[Stored data entries]
#####
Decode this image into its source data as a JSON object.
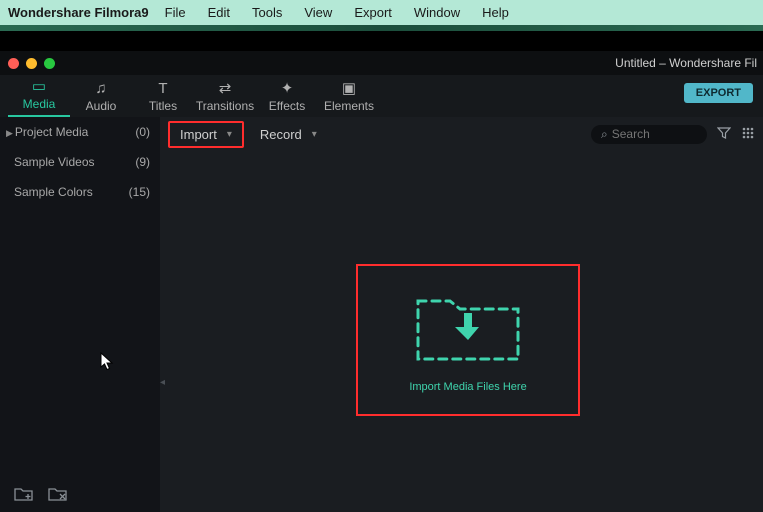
{
  "menubar": {
    "app": "Wondershare Filmora9",
    "items": [
      "File",
      "Edit",
      "Tools",
      "View",
      "Export",
      "Window",
      "Help"
    ]
  },
  "titlebar": {
    "title": "Untitled – Wondershare Fil"
  },
  "tabs": {
    "items": [
      {
        "label": "Media",
        "icon": "▭"
      },
      {
        "label": "Audio",
        "icon": "♫"
      },
      {
        "label": "Titles",
        "icon": "T"
      },
      {
        "label": "Transitions",
        "icon": "⇄"
      },
      {
        "label": "Effects",
        "icon": "✦"
      },
      {
        "label": "Elements",
        "icon": "▣"
      }
    ],
    "active_index": 0,
    "export_label": "EXPORT"
  },
  "content_bar": {
    "import_label": "Import",
    "record_label": "Record",
    "search_placeholder": "Search"
  },
  "sidebar": {
    "items": [
      {
        "label": "Project Media",
        "count": "(0)"
      },
      {
        "label": "Sample Videos",
        "count": "(9)"
      },
      {
        "label": "Sample Colors",
        "count": "(15)"
      }
    ]
  },
  "dropzone": {
    "label": "Import Media Files Here"
  },
  "colors": {
    "accent": "#28c8a0",
    "highlight": "#ff2d2d"
  }
}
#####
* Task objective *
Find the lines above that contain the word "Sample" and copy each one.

* Answer below *
        "label": "Sample Videos",
        "label": "Sample Colors",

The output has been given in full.